The Abrams Lethality Enabler was demonstrated at the Maneuver Center of Excellence Combat Vehicle Modernization Summit in August at Fort Benning, Georgia.

The demonstration, evaluated by personnel with the Army’s Research, Development and Engineering Command; Tank Automotive Research Development Engineering Center; and Army Research Lab, brought together a host of capabilities, according to an Army release.

The tank crew operated from inside the Abrams, but the soldiers also controlled a drone overhead to view the battlefield. The soldiers also were able to use an M58 Wolf Smoke Generator, a modified M113 armored personnel carrier, for cover and maneuver an unmanned Humvee carrying an automatic mortar system.

But the soldiers didn’t have to multi-task, driving all of the vehicles and flying the drone as they went. Instead, they relied on automated functions and supervised the robot-driven vehicles as the mini-formation attacked.

“Supervised autonomy is basically that you delegate tasks to that robot.
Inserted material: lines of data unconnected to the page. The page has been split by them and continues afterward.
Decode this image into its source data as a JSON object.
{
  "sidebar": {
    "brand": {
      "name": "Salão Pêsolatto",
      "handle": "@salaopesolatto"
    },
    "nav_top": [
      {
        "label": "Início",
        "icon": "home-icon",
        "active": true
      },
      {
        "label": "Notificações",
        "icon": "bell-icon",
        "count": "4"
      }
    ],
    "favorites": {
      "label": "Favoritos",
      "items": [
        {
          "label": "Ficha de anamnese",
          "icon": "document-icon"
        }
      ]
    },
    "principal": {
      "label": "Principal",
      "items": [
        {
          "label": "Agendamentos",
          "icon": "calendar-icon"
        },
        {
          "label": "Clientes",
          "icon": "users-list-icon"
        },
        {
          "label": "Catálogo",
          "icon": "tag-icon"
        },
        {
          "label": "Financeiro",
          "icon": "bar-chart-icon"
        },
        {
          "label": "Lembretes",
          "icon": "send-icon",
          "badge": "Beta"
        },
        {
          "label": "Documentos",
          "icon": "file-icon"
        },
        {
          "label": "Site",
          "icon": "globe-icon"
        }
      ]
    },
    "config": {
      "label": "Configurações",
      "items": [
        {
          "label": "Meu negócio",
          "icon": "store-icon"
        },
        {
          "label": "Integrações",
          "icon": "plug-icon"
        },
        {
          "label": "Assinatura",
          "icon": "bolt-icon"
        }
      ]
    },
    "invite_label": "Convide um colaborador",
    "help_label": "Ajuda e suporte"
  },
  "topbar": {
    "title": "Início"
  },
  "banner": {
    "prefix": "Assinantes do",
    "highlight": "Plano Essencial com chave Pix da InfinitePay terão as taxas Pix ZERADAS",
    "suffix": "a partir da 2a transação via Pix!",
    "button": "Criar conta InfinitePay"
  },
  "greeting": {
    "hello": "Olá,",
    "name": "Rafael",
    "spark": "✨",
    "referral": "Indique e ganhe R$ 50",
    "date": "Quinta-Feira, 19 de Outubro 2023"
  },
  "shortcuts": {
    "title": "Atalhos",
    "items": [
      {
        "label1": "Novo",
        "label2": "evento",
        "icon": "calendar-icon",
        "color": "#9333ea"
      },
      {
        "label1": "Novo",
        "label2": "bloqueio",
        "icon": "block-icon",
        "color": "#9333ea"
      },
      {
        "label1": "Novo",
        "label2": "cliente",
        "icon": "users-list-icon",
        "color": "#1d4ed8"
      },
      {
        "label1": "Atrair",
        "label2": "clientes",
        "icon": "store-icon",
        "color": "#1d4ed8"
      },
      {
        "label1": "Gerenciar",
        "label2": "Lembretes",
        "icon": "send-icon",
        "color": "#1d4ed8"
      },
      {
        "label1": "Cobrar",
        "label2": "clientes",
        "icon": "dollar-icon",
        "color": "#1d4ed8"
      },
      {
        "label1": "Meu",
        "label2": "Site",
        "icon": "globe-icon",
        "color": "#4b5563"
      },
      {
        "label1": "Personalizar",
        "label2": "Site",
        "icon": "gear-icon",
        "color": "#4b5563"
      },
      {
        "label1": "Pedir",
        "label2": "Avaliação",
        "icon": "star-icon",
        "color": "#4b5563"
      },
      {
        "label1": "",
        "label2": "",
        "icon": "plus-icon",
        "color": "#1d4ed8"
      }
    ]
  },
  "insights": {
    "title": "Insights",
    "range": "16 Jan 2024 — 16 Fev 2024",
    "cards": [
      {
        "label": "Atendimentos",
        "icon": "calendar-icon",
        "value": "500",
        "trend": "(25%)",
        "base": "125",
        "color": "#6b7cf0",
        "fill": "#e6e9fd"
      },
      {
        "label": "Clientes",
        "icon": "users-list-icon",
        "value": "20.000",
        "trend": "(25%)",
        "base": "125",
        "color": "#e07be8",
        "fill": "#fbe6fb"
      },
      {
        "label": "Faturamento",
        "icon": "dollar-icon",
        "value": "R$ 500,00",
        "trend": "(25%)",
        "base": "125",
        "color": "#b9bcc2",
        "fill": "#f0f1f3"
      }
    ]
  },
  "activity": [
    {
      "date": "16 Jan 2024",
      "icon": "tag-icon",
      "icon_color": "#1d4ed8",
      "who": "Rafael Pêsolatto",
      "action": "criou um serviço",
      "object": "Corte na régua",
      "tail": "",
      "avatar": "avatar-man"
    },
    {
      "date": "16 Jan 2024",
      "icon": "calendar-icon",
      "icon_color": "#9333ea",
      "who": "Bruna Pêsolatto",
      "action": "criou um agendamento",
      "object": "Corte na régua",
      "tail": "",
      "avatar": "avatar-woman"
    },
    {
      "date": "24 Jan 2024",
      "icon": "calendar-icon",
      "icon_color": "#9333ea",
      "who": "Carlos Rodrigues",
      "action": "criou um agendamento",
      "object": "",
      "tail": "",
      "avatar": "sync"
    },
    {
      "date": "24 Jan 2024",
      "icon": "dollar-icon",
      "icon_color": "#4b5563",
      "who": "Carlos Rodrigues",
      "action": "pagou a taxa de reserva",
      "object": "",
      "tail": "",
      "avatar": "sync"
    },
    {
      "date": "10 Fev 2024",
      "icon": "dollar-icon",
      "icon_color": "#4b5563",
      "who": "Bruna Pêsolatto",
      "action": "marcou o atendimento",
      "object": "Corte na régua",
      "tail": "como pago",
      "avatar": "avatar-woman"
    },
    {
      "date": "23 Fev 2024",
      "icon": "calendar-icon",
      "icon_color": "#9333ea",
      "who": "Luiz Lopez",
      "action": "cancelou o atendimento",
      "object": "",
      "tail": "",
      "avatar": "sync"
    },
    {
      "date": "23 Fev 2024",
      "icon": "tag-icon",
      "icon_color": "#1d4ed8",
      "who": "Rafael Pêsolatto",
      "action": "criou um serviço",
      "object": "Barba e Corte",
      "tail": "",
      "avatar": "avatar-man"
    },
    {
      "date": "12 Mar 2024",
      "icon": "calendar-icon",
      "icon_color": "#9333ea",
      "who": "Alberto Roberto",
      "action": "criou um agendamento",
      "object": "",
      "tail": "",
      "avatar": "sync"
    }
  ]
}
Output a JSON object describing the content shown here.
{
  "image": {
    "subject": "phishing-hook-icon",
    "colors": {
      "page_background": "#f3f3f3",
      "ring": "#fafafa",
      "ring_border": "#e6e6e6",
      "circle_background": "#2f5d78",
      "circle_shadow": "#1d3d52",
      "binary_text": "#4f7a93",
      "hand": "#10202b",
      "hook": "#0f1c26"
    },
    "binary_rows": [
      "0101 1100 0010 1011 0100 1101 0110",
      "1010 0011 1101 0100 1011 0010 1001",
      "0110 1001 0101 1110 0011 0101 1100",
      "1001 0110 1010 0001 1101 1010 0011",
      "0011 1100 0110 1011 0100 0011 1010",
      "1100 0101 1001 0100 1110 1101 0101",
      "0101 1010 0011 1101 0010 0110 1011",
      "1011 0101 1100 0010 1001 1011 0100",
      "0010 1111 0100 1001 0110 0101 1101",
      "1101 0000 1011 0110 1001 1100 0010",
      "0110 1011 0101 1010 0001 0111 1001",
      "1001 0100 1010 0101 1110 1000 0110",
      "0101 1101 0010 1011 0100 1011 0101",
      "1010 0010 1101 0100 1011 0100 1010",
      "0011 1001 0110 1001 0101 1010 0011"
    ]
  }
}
It goes off and performs missions,” said Evan Finn, the Abrams Lethality Enabler project officer with ARDEC.

The drone found the target, the M58 pushed forward billowing smoke to conceal the tank, and the Humvee rained mortars for suppressive fire so that the Abrams could target and kill the objective.

Though the program uses the Abrams, the concepts and even the systems can be adapted for various combat vehicles, said Col. Richard Hornstein, ARDEC’s military deputy.

The concept aims to be “platform agnostic,” Hornstein said.

And while the robot drivers can perform functions, a human is always supervising the mission and decisions to fire, officials said.